And kids are cruel, sure-but adults are crueler. My family was seemingly supportive, especially since many of them struggled with their weight themselves. But support stopped short when someone would order an appetizer for the table, and then sling shame at the teenager staring longingly as the adults stuffed their faces with cheesy fried goodness. I can’t tell you how many times I was told how pretty I would be “if I just lost some weight,” or, when I came home from college, “how hard it would be to get a job if you look like that.” Luckily enough for me, I work in dining services now. No one questions a fat girl applying for a job related to food.

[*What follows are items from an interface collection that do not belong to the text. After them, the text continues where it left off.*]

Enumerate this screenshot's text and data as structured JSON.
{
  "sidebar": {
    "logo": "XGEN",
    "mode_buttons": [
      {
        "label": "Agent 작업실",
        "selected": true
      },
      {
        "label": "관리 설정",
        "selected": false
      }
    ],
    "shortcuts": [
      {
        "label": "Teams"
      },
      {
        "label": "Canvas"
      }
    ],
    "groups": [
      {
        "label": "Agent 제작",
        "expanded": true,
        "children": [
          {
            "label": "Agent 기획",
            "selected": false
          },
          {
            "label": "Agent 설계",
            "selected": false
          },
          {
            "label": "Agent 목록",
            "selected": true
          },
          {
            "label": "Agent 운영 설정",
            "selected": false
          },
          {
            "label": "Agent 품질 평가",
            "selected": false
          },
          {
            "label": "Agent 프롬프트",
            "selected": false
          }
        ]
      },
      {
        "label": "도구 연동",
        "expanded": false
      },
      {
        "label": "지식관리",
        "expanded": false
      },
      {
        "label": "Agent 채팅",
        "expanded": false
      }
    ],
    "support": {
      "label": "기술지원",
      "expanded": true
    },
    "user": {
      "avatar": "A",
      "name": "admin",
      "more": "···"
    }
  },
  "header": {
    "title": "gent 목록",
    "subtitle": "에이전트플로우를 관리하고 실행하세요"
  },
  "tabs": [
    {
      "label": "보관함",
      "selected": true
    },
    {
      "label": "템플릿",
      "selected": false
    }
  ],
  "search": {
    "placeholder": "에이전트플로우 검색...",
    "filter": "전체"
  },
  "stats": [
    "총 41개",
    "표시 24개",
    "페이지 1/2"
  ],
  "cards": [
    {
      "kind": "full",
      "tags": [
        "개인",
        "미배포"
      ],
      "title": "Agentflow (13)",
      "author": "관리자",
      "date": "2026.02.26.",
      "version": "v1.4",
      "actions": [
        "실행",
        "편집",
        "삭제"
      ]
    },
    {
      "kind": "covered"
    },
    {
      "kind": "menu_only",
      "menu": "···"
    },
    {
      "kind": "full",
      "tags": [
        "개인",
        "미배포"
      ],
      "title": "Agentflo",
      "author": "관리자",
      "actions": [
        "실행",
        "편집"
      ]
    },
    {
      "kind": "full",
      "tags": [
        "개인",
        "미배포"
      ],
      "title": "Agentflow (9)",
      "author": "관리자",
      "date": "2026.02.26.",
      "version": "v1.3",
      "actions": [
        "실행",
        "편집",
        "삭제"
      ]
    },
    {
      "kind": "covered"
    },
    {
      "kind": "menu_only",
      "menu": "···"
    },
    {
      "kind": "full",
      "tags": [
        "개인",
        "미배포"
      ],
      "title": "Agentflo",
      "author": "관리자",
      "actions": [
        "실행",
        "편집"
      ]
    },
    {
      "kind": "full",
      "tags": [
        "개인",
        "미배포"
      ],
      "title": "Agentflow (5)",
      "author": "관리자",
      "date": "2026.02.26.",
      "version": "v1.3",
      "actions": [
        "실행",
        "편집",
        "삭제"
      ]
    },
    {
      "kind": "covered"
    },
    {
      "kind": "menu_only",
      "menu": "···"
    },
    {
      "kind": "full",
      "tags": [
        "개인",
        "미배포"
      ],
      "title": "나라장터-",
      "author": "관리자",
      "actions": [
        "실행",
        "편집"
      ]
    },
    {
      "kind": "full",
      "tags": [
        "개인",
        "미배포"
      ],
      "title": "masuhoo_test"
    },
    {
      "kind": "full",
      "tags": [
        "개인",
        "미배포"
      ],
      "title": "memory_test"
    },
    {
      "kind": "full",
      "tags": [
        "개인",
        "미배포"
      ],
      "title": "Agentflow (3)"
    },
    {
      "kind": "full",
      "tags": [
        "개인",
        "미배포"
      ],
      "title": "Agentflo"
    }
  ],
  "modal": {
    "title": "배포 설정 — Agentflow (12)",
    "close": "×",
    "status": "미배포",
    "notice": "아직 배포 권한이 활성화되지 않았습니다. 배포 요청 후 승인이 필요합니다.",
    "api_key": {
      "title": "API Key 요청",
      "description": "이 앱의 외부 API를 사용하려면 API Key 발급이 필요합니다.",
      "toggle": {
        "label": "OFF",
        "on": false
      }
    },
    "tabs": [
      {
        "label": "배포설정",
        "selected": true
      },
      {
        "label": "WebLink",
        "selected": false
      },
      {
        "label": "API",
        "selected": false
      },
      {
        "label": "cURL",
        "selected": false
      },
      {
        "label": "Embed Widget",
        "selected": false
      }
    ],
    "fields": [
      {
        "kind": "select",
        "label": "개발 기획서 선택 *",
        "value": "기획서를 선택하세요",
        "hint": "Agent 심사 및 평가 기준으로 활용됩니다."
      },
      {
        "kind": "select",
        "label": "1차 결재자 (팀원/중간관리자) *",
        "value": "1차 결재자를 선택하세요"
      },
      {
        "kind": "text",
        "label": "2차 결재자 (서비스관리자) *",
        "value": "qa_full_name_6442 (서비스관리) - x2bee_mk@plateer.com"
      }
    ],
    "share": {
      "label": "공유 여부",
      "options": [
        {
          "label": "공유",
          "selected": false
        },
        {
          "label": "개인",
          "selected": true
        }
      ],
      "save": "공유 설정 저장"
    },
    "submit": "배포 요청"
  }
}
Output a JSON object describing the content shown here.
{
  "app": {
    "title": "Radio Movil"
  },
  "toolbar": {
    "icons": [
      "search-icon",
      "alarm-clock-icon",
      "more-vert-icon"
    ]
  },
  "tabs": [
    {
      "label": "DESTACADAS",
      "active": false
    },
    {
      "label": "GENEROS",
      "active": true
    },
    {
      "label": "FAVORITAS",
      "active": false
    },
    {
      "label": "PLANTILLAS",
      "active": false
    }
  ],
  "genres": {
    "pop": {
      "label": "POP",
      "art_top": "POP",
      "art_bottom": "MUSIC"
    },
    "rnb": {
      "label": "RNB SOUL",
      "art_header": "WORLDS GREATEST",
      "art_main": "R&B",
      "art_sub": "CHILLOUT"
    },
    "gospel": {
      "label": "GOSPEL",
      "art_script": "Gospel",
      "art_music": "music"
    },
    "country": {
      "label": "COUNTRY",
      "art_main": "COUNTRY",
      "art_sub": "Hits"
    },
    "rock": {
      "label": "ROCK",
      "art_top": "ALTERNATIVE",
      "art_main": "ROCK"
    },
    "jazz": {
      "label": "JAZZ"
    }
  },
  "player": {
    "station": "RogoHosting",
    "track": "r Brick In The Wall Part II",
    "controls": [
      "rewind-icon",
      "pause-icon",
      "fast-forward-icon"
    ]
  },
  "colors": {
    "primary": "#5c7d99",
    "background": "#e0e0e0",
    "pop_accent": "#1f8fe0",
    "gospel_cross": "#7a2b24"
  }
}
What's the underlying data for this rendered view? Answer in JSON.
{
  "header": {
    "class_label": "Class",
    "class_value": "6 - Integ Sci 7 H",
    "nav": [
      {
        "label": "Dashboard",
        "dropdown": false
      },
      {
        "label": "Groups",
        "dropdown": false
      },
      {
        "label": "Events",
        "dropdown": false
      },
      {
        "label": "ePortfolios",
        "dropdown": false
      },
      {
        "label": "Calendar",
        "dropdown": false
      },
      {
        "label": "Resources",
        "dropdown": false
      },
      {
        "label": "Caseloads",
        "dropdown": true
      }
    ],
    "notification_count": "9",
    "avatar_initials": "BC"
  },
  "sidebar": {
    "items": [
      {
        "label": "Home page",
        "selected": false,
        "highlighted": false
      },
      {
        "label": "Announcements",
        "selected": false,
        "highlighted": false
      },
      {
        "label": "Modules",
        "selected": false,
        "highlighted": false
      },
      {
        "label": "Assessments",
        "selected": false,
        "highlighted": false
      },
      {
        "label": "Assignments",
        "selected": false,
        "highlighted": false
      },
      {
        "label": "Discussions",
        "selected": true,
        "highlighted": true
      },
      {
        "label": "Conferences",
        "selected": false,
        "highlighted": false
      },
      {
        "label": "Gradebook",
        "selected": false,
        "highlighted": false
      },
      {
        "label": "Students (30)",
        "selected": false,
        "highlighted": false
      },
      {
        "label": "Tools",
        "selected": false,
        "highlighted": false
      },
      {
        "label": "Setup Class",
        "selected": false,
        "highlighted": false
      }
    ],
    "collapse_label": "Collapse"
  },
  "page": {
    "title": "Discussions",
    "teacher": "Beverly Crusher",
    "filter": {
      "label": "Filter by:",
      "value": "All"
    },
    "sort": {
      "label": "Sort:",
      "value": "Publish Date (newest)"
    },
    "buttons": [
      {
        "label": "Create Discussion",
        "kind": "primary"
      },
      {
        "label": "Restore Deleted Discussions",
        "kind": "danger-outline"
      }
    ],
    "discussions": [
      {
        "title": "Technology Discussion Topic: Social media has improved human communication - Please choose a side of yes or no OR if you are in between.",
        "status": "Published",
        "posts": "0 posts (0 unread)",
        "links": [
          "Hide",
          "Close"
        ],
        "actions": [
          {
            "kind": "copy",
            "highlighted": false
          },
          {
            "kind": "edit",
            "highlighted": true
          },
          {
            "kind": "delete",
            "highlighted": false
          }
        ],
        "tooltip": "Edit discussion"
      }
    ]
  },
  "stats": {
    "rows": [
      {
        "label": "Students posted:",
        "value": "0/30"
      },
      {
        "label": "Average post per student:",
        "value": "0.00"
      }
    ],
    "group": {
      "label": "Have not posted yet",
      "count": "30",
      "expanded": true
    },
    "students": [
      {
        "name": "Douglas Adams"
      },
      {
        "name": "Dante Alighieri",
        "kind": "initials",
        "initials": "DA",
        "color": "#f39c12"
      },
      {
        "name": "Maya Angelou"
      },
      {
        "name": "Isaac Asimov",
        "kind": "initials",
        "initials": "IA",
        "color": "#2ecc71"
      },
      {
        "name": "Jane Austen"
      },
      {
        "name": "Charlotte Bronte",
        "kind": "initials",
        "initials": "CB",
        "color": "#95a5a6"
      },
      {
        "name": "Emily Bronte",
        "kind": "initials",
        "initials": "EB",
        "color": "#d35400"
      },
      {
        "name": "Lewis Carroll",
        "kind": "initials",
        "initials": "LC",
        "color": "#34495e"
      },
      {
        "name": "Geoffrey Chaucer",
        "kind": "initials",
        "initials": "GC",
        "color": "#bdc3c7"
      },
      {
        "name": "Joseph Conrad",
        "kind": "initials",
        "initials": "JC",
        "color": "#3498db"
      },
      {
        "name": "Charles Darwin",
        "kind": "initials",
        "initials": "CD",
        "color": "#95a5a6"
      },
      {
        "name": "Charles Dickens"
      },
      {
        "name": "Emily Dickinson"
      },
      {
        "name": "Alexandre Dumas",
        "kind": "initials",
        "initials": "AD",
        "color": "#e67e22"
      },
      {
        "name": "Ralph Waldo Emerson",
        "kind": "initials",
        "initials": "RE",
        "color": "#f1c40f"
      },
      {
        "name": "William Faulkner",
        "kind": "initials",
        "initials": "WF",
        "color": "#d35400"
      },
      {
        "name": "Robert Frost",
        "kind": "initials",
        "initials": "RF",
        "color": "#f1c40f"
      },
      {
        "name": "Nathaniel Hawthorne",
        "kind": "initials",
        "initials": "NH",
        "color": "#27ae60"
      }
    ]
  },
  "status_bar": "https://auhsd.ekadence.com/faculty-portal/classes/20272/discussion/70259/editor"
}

A study by the Employment Work Alliance from a few years back shows that nearly half the nation believes that fat workers are discriminated against in the workplace. Maybe they’re not sitting in on the high-level meetings with the execs from corporate-it might ruin the image. Maybe it’s something as simple as not being invited to play tennis after work with the others because why would someone who’s fat wanna play sports, anyway? For the record, I played tennis in middle school, and I could kick your ass up and down the court. If someone would give me a chance and ask me to play, that is.
After a while the whispers seem to linger in your ears as you’re seemingly waddling down the street. The stares stay with you as you sweat up the stairs to your apartment. And you find yourself skipping meals and ignoring the gnawing in your stomach in the hopes that eliminating one, even two meals a day will keep those pounds from sticking to your skin any longer. This is the first time in my life I will openly admit that I’ve struggled with this. It’s also the first time I’ll publicly admit how far down the spiral I’ve gone. I’ve called my insurance company first to ask about gastric bypass-then to ask about psychologists and shrinks. I’ve locked myself in bathrooms, knowing that if I can’t even muster enough willpower to say no to dessert then how could I possibly muster the willpower to throw it back up? I’m long past my darkest days, thankfully, but that doesn’t mean I don’t find myself on the cool bathroom tile floor once in a while, wondering just how far I’d go compared to how far I’ve gone.
So here I am, pouring my heart out to you, and why? Because I am tired of being the only teenager at Weight Watchers, listening to women drone on about their baby weight and their menopausal moments. I want my friends to introduce me to boys at bars as “my friend with the gorgeous eyes,” instead of letting me sit at home watching the West Wing until my heart explodes from the weight of FOMO. I want my best friend not to flinch when I reach out to brush the dirt off of his shirt for the hundredth time. I want people to know what it’s like to be constantly on edge about how many people saw you sneak that piece of candy corn from your bosses’ jar. Maybe you’ll think twice about calling out your car window at the sweaty girl trying to run down the street. Maybe you’ll take a look at your fat kids, your fat friends, and stop trying to shape them into the role model you aren’t. Or maybe you’ll just stop staring as I’m trying to get to work on time.
Yes, I am fat. But if I can do something about it, I’m going to make sure that you can’t bring on my disasters any longer.